Data excerpts:

------------------------------------------------------------------------

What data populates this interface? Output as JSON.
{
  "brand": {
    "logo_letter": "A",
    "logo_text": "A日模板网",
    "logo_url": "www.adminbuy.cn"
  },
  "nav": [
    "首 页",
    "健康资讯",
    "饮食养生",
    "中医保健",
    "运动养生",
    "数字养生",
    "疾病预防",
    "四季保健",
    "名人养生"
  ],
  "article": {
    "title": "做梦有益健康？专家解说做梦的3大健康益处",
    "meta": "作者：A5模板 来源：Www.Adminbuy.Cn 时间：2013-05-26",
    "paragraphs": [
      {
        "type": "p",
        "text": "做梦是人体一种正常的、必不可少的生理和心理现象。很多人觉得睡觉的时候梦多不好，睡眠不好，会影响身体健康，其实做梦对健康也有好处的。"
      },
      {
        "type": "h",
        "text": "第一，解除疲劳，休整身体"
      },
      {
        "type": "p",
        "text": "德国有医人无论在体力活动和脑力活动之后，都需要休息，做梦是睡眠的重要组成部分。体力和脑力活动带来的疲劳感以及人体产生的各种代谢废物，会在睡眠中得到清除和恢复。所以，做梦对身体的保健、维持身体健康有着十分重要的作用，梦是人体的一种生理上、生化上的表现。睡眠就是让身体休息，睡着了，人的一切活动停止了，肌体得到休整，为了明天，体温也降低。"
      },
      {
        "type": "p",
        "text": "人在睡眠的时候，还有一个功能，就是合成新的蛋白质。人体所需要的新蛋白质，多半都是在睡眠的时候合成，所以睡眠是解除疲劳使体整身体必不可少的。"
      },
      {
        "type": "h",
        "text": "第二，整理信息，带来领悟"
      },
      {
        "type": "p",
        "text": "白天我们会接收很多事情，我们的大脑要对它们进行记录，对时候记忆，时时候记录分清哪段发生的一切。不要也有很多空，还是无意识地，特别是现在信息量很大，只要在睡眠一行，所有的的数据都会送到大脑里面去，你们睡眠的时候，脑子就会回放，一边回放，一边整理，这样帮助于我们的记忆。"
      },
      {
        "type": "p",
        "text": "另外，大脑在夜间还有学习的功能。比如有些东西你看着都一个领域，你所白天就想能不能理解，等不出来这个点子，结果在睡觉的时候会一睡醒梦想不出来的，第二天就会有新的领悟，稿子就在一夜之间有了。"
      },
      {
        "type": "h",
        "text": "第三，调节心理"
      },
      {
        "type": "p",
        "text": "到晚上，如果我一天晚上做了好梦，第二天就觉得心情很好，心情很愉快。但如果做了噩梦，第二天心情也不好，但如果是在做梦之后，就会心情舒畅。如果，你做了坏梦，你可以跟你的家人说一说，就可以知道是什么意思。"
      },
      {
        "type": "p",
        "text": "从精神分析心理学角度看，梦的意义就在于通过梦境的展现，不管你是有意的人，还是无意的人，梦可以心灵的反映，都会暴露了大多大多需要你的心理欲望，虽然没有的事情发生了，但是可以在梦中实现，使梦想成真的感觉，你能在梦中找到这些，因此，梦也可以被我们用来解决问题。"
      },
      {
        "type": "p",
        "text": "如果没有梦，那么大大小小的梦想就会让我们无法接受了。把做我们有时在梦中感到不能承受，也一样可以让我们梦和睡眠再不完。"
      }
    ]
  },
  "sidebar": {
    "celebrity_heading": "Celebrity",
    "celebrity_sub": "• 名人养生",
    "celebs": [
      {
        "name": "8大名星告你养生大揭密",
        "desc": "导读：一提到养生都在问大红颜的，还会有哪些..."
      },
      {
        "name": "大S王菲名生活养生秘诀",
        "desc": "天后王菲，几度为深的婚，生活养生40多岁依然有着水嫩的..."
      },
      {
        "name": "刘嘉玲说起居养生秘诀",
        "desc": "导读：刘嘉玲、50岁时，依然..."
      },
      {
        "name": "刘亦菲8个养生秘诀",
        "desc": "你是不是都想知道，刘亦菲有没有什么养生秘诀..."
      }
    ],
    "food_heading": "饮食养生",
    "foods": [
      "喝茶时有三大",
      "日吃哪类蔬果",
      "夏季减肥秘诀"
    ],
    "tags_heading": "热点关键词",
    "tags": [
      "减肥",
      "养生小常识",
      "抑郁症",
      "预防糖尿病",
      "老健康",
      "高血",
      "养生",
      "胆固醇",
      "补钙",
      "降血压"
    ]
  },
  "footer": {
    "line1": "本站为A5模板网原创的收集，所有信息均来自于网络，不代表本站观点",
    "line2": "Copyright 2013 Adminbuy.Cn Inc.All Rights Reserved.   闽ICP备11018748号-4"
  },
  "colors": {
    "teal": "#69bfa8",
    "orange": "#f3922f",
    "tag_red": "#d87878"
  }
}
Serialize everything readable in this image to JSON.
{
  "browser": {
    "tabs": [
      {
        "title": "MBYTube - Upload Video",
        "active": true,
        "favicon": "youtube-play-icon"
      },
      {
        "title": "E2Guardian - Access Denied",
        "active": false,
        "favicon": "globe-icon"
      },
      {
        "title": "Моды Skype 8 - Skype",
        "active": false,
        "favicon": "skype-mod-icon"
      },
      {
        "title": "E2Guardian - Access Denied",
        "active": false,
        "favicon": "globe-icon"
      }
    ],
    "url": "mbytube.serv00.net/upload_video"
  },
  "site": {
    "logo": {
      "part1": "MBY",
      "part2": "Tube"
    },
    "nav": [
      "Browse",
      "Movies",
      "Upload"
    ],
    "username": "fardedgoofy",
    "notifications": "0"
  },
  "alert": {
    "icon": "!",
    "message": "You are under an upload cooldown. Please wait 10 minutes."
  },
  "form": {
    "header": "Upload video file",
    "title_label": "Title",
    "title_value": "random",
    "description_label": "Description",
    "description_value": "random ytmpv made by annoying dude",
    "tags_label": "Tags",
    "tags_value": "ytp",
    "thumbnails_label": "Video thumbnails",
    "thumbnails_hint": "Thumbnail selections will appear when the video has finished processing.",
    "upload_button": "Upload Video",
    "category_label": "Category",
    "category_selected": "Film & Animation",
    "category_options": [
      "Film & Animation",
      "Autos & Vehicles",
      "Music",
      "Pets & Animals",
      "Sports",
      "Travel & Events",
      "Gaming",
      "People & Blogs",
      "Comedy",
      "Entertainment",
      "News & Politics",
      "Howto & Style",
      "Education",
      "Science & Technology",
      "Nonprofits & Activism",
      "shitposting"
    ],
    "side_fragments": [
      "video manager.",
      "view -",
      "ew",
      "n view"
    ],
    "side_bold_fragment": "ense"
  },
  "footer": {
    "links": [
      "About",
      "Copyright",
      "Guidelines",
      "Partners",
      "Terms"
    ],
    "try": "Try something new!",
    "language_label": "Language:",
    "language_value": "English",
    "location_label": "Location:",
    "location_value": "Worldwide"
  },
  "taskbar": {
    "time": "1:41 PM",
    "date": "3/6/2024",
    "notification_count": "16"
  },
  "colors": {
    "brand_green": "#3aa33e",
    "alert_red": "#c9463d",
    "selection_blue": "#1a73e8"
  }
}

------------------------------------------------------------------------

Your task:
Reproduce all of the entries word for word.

Exercise answer:
What data populates this interface? Output as JSON.
{
  "brand": {
    "logo_letter": "A",
    "logo_text": "A日模板网",
    "logo_url": "www.adminbuy.cn"
  },
  "nav": [
    "首 页",
    "健康资讯",
    "饮食养生",
    "中医保健",
    "运动养生",
    "数字养生",
    "疾病预防",
    "四季保健",
    "名人养生"
  ],
  "article": {
    "title": "做梦有益健康？专家解说做梦的3大健康益处",
    "meta": "作者：A5模板 来源：Www.Adminbuy.Cn 时间：2013-05-26",
    "paragraphs": [
      {
        "type": "p",
        "text": "做梦是人体一种正常的、必不可少的生理和心理现象。很多人觉得睡觉的时候梦多不好，睡眠不好，会影响身体健康，其实做梦对健康也有好处的。"
      },
      {
        "type": "h",
        "text": "第一，解除疲劳，休整身体"
      },
      {
        "type": "p",
        "text": "德国有医人无论在体力活动和脑力活动之后，都需要休息，做梦是睡眠的重要组成部分。体力和脑力活动带来的疲劳感以及人体产生的各种代谢废物，会在睡眠中得到清除和恢复。所以，做梦对身体的保健、维持身体健康有着十分重要的作用，梦是人体的一种生理上、生化上的表现。睡眠就是让身体休息，睡着了，人的一切活动停止了，肌体得到休整，为了明天，体温也降低。"
      },
      {
        "type": "p",
        "text": "人在睡眠的时候，还有一个功能，就是合成新的蛋白质。人体所需要的新蛋白质，多半都是在睡眠的时候合成，所以睡眠是解除疲劳使体整身体必不可少的。"
      },
      {
        "type": "h",
        "text": "第二，整理信息，带来领悟"
      },
      {
        "type": "p",
        "text": "白天我们会接收很多事情，我们的大脑要对它们进行记录，对时候记忆，时时候记录分清哪段发生的一切。不要也有很多空，还是无意识地，特别是现在信息量很大，只要在睡眠一行，所有的的数据都会送到大脑里面去，你们睡眠的时候，脑子就会回放，一边回放，一边整理，这样帮助于我们的记忆。"
      },
      {
        "type": "p",
        "text": "另外，大脑在夜间还有学习的功能。比如有些东西你看着都一个领域，你所白天就想能不能理解，等不出来这个点子，结果在睡觉的时候会一睡醒梦想不出来的，第二天就会有新的领悟，稿子就在一夜之间有了。"
      },
      {
        "type": "h",
        "text": "第三，调节心理"
      },
      {
        "type": "p",
        "text": "到晚上，如果我一天晚上做了好梦，第二天就觉得心情很好，心情很愉快。但如果做了噩梦，第二天心情也不好，但如果是在做梦之后，就会心情舒畅。如果，你做了坏梦，你可以跟你的家人说一说，就可以知道是什么意思。"
      },
      {
        "type": "p",
        "text": "从精神分析心理学角度看，梦的意义就在于通过梦境的展现，不管你是有意的人，还是无意的人，梦可以心灵的反映，都会暴露了大多大多需要你的心理欲望，虽然没有的事情发生了，但是可以在梦中实现，使梦想成真的感觉，你能在梦中找到这些，因此，梦也可以被我们用来解决问题。"
      },
      {
        "type": "p",
        "text": "如果没有梦，那么大大小小的梦想就会让我们无法接受了。把做我们有时在梦中感到不能承受，也一样可以让我们梦和睡眠再不完。"
      }
    ]
  },
  "sidebar": {
    "celebrity_heading": "Celebrity",
    "celebrity_sub": "• 名人养生",
    "celebs": [
      {
        "name": "8大名星告你养生大揭密",
        "desc": "导读：一提到养生都在问大红颜的，还会有哪些..."
      },
      {
        "name": "大S王菲名生活养生秘诀",
        "desc": "天后王菲，几度为深的婚，生活养生40多岁依然有着水嫩的..."
      },
      {
        "name": "刘嘉玲说起居养生秘诀",
        "desc": "导读：刘嘉玲、50岁时，依然..."
      },
      {
        "name": "刘亦菲8个养生秘诀",
        "desc": "你是不是都想知道，刘亦菲有没有什么养生秘诀..."
      }
    ],
    "food_heading": "饮食养生",
    "foods": [
      "喝茶时有三大",
      "日吃哪类蔬果",
      "夏季减肥秘诀"
    ],
    "tags_heading": "热点关键词",
    "tags": [
      "减肥",
      "养生小常识",
      "抑郁症",
      "预防糖尿病",
      "老健康",
      "高血",
      "养生",
      "胆固醇",
      "补钙",
      "降血压"
    ]
  },
  "footer": {
    "line1": "本站为A5模板网原创的收集，所有信息均来自于网络，不代表本站观点",
    "line2": "Copyright 2013 Adminbuy.Cn Inc.All Rights Reserved.   闽ICP备11018748号-4"
  },
  "colors": {
    "teal": "#69bfa8",
    "orange": "#f3922f",
    "tag_red": "#d87878"
  }
}
Serialize everything readable in this image to JSON.
{
  "browser": {
    "tabs": [
      {
        "title": "MBYTube - Upload Video",
        "active": true,
        "favicon": "youtube-play-icon"
      },
      {
        "title": "E2Guardian - Access Denied",
        "active": false,
        "favicon": "globe-icon"
      },
      {
        "title": "Моды Skype 8 - Skype",
        "active": false,
        "favicon": "skype-mod-icon"
      },
      {
        "title": "E2Guardian - Access Denied",
        "active": false,
        "favicon": "globe-icon"
      }
    ],
    "url": "mbytube.serv00.net/upload_video"
  },
  "site": {
    "logo": {
      "part1": "MBY",
      "part2": "Tube"
    },
    "nav": [
      "Browse",
      "Movies",
      "Upload"
    ],
    "username": "fardedgoofy",
    "notifications": "0"
  },
  "alert": {
    "icon": "!",
    "message": "You are under an upload cooldown. Please wait 10 minutes."
  },
  "form": {
    "header": "Upload video file",
    "title_label": "Title",
    "title_value": "random",
    "description_label": "Description",
    "description_value": "random ytmpv made by annoying dude",
    "tags_label": "Tags",
    "tags_value": "ytp",
    "thumbnails_label": "Video thumbnails",
    "thumbnails_hint": "Thumbnail selections will appear when the video has finished processing.",
    "upload_button": "Upload Video",
    "category_label": "Category",
    "category_selected": "Film & Animation",
    "category_options": [
      "Film & Animation",
      "Autos & Vehicles",
      "Music",
      "Pets & Animals",
      "Sports",
      "Travel & Events",
      "Gaming",
      "People & Blogs",
      "Comedy",
      "Entertainment",
      "News & Politics",
      "Howto & Style",
      "Education",
      "Science & Technology",
      "Nonprofits & Activism",
      "shitposting"
    ],
    "side_fragments": [
      "video manager.",
      "view -",
      "ew",
      "n view"
    ],
    "side_bold_fragment": "ense"
  },
  "footer": {
    "links": [
      "About",
      "Copyright",
      "Guidelines",
      "Partners",
      "Terms"
    ],
    "try": "Try something new!",
    "language_label": "Language:",
    "language_value": "English",
    "location_label": "Location:",
    "location_value": "Worldwide"
  },
  "taskbar": {
    "time": "1:41 PM",
    "date": "3/6/2024",
    "notification_count": "16"
  },
  "colors": {
    "brand_green": "#3aa33e",
    "alert_red": "#c9463d",
    "selection_blue": "#1a73e8"
  }
}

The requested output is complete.